Graham Greene, a 20th century author who worked in a variety of literary genres, made a distinction in classifying his work as either a “serious” work or an “entertainment.” Greene did write about serious issues in some of his novels—most notably the meaning and sustaining of faith in a world that oftentimes wracks us with existential doubt. But he also wrote stories that were meant to amuse us, to reduce the amount of ratiocination required while perusing the words on the page. I’ve always thought that this distinction between the two types of work is a good one.
Although Johnny deals with some aspects of Super Bowl XXXVII in the post below, I’d like to make a few different observations about what is evidently a testosterone-fueled event that has taken on mega-Dionysian proportions during the past few years. It is interesting to look back at Hunter Thompson’s writings on his holding forth on the scriptures while on the balcony of a Hyatt with what was perceived a large leech crawling up the back of his spine on a Super Bowl Sunday morning. The absurdity of the actual event in and of itself today is in many ways far in excess of what was then chronicled by Thompson as something that was bizarre.
Although there are undoubtedly women who watch the Super Bowl—some out of genuine interest in sport; some simply because it is the thing to do one day in January because there is a related party—at the risk of being offensive to the women who read this site, I’ve got to say that the whole thing is essentially a celebration of what it is to be a Guy. There are Big Guys—no, MASSIVE GUYS—who are out of the field of “battle” bashing into each other with orchestrated abandon; there are beer commercials that write the subtext of: “This is what guys do: have fun, drink beer, and get down with gorgeous women.” Of course, many of the men who are watching this are completely out of shape and see women of that ilk only in their Playboy-induced wet dreams. But, hey, it is a big day for men. There should be little curiosity about the fact that ABC followed the Super Bowl with Jennifer Garner wearing lingerie in “Alias” and the debut of the new show with “The Man Show” co-host, Jimmy Kimmel.
Although Johnny takes issue with Shania’s ostensible lip-syncing, according to a recent piece on Slate, she actually sang, though the music behind her and the backup vocals were canned. But more to the point of Shania’s performance was that it was pure “entertainment” in the Greeneian-sense. “Man, I Feel Like a Woman,” indeed: her sparkling bra was all that really mattered as she flounced around the stage (just as Beyoncé’s sexual energy field made Carlos irrelevant). When the camera turned from Shania high on a cherry picker to a spotlighted Gwen Stefani, she was doing push-ups, which is arguably her acknowledgement that compared with Shania, she needs to do some work to build up her pecs to achieve those proportions: Stefani’s red bra under her glittery bra was, in effect, a comparative training bra. Of course, Gwen strutted her stuff in a way that was meant to eroticize what she has working. (And although this would be an opportune time to take a crack or eight at Sting, who joined No Doubt for “Message In a Bottle,” I’ll not take the diversion, enjoyable though it would be.)

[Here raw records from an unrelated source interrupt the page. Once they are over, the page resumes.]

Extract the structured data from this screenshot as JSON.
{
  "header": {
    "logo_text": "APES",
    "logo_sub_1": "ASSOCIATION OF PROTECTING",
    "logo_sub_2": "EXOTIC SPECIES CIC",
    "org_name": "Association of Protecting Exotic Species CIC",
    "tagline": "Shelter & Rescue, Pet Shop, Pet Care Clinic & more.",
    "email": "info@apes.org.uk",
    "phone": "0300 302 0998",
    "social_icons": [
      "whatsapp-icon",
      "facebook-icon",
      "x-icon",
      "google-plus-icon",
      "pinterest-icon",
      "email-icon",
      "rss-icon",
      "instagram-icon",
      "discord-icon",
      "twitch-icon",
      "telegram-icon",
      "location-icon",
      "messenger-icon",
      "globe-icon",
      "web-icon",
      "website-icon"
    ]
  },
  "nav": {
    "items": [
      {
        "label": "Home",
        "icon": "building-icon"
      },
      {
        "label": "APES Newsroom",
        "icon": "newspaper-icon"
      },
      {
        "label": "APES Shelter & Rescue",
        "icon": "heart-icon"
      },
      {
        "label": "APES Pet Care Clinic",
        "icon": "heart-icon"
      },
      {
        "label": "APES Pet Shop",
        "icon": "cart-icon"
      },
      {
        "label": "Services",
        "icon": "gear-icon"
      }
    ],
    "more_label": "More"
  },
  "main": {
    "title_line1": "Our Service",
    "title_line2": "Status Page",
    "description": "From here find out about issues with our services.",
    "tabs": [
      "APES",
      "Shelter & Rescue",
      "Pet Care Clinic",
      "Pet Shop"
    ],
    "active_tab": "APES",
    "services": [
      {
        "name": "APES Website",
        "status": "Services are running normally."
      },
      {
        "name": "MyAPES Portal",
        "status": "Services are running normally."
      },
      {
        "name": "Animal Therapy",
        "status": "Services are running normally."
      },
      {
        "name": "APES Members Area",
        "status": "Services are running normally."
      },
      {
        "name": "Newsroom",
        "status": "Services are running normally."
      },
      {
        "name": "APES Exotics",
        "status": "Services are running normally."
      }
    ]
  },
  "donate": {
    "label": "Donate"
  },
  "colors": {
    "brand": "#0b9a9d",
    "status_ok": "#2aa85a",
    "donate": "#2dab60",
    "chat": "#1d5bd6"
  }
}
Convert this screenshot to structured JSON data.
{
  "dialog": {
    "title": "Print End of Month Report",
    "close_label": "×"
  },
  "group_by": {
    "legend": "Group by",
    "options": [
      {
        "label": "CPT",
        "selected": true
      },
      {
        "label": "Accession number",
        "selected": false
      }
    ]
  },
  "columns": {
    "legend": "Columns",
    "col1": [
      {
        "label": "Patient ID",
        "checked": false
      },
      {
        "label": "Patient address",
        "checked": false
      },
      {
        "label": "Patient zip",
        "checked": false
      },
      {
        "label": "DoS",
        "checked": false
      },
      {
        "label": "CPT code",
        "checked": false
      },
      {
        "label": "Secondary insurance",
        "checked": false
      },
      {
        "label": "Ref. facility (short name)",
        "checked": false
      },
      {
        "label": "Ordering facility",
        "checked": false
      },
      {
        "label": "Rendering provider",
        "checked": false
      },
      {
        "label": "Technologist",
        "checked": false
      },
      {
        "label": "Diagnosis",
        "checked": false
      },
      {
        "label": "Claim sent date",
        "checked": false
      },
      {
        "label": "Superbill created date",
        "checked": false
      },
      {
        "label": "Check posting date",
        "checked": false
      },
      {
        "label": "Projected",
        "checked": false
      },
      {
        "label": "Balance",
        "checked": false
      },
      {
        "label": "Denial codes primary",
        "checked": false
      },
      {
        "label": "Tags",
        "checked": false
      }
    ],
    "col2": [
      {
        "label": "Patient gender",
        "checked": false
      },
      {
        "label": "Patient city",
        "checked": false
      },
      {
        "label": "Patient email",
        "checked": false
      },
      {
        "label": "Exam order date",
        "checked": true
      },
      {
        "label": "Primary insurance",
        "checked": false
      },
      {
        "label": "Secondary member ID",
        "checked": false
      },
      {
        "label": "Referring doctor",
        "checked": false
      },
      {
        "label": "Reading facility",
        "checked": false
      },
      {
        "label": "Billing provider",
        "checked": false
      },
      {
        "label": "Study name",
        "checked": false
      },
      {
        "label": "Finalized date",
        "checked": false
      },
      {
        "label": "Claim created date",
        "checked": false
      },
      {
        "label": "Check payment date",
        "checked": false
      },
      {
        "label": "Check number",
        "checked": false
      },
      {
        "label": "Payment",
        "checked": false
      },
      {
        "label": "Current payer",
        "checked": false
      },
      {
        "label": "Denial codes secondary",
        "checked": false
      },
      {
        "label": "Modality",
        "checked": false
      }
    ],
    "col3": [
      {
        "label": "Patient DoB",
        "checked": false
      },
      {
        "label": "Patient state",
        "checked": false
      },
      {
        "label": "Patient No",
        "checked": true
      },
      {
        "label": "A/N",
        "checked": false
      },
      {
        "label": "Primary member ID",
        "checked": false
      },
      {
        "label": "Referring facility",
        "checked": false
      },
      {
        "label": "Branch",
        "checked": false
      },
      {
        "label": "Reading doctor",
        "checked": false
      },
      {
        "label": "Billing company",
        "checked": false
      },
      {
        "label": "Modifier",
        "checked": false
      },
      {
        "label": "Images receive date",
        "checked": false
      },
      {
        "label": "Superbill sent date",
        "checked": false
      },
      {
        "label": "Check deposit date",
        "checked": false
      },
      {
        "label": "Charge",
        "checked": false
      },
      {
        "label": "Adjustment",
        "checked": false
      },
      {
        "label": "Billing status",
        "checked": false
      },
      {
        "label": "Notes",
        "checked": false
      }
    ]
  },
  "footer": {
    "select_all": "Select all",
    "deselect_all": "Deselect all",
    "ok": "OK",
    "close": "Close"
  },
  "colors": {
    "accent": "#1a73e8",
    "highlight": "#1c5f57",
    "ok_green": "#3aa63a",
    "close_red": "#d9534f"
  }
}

In the case of the half-time show, the distinction that needs to be made is that this is all about entertainment, pure and simple. It’s about entertainers, not about artists. It may seem that I am being too blatant in the examination of physiology here, but there should be little in the way of illusion—or delusion—vis-à-vis the point of the undertaking. Hell, so far as most of the Super Bowl fan base would be concerned, there could be a halftime show that would be nothing more than Pamela Anderson or Angelina Jolie just standing there in a relative state of undress.
Beyond the Super Bowl, however, there is a question that isn’t often considered, which is simply this: What is the extent to which the success or failure of a musical performer predicated on their attractiveness/sexuality quotient? How much does talent really matter? Would we be as forgiving of a fat-peg-legged female crooner as we are of Stefani (or fill in your own name)? With the notable exception Meat Loaf (who has obviously joined Jared in eating Subway), what obsese men make it in music?
How much of what we consider to be “serious” music is nothing more than “entertainment,” (im)pure and simple?